▸ ACTION ITEM: Each line of the data below holding the word "springframework" must be copied.

Data extracted from a collection
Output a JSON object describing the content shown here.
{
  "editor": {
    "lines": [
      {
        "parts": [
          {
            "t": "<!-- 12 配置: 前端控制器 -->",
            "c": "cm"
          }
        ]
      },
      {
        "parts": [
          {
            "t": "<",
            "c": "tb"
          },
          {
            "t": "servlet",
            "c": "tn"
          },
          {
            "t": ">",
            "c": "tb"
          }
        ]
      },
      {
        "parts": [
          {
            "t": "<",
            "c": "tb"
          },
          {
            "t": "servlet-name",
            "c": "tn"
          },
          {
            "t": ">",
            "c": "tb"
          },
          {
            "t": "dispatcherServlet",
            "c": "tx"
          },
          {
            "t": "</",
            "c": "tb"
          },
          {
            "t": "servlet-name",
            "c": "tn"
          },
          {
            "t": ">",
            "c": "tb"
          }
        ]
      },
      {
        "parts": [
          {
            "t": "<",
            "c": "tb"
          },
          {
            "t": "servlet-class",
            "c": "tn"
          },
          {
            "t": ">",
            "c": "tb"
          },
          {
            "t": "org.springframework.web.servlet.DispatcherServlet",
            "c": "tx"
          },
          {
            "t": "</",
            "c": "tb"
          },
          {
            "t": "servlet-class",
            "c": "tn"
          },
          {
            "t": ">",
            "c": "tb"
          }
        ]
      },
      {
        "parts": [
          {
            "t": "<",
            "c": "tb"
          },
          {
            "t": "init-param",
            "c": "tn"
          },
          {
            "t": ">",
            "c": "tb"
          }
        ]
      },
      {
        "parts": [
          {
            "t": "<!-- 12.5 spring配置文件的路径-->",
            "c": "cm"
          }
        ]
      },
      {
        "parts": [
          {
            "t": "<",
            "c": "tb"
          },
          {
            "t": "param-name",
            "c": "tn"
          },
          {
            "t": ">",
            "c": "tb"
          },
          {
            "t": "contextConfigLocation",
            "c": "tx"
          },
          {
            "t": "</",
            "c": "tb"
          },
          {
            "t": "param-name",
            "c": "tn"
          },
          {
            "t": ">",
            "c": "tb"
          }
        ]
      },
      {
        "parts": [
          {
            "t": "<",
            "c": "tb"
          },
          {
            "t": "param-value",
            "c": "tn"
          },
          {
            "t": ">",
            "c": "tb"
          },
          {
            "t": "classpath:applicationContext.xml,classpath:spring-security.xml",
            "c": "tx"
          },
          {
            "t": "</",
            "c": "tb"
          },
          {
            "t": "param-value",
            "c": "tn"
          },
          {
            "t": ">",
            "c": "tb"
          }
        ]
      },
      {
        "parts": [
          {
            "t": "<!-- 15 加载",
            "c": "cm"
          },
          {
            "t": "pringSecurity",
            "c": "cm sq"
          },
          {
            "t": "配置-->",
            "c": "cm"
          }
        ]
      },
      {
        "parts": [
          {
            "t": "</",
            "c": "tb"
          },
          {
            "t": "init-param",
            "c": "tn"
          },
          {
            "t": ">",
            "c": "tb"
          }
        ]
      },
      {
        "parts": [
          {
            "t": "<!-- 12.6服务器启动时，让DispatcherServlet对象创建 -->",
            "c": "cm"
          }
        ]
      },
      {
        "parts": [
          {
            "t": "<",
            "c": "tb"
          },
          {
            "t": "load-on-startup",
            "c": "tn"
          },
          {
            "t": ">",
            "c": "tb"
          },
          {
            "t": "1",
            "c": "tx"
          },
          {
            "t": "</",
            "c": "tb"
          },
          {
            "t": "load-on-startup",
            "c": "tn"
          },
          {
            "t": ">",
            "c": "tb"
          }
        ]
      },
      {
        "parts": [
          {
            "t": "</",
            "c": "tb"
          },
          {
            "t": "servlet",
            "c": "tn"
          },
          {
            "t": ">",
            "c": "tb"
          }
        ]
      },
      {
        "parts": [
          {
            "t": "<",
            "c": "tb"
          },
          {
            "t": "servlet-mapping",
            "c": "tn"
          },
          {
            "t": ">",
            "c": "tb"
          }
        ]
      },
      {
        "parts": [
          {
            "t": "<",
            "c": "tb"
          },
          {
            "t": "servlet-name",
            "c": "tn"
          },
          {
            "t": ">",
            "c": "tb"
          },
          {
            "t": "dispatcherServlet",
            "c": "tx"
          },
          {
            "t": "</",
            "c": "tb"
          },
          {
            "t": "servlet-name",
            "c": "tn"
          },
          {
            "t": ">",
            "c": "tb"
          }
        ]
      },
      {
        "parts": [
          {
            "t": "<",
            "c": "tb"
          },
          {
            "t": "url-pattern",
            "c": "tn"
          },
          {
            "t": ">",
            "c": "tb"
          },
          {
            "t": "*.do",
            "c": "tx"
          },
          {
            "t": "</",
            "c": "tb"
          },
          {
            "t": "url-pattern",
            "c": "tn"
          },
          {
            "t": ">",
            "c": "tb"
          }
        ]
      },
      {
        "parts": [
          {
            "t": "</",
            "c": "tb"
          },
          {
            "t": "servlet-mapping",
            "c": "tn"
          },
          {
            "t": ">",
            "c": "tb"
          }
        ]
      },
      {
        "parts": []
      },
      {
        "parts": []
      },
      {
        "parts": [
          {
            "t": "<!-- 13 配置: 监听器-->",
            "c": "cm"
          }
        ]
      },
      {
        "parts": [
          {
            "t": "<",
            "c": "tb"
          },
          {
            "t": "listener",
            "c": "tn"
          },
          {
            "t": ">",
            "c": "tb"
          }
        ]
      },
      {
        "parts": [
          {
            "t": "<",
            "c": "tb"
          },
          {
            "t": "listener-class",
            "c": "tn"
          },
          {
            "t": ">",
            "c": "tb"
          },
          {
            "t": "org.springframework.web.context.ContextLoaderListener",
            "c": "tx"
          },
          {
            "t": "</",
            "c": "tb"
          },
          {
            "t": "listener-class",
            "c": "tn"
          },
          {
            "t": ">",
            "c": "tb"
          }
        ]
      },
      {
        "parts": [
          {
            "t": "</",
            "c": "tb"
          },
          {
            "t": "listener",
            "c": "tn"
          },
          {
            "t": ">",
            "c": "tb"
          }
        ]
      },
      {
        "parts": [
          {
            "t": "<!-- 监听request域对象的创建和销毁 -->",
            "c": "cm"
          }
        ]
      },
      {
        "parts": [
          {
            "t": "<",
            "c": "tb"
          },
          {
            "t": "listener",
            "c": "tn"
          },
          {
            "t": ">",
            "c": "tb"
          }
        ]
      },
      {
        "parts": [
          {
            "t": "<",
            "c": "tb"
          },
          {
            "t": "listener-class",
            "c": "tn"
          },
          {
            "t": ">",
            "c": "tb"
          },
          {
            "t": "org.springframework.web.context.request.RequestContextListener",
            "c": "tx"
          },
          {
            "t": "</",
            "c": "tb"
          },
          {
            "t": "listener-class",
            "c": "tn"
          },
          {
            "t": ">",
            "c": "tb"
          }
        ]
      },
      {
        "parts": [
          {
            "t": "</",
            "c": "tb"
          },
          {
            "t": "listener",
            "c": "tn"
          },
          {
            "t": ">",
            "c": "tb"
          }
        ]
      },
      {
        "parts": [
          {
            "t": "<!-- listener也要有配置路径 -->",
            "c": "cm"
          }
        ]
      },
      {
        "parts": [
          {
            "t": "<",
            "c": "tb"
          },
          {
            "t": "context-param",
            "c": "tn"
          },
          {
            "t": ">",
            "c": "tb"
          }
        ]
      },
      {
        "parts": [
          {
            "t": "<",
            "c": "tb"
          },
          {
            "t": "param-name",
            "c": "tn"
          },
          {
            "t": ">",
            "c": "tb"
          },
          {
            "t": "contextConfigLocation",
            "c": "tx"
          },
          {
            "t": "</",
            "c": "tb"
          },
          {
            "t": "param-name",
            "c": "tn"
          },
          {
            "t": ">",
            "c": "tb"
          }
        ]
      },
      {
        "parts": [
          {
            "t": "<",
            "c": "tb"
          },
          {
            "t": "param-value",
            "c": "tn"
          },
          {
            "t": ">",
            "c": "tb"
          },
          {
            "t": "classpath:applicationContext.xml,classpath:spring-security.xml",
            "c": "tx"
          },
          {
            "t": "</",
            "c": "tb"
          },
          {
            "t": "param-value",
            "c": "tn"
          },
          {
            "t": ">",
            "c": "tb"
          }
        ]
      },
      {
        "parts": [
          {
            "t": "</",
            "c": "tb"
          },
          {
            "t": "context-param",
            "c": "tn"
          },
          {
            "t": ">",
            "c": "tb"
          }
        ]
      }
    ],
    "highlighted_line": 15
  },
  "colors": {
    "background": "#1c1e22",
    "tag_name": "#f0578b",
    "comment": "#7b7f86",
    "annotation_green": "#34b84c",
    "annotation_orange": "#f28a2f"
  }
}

▸ RESULT FOR THIS TASK:
            "t": "org.springframework.web.servlet.DispatcherServlet",
            "t": "org.springframework.web.context.ContextLoaderListener",
            "t": "org.springframework.web.context.request.RequestContextListener",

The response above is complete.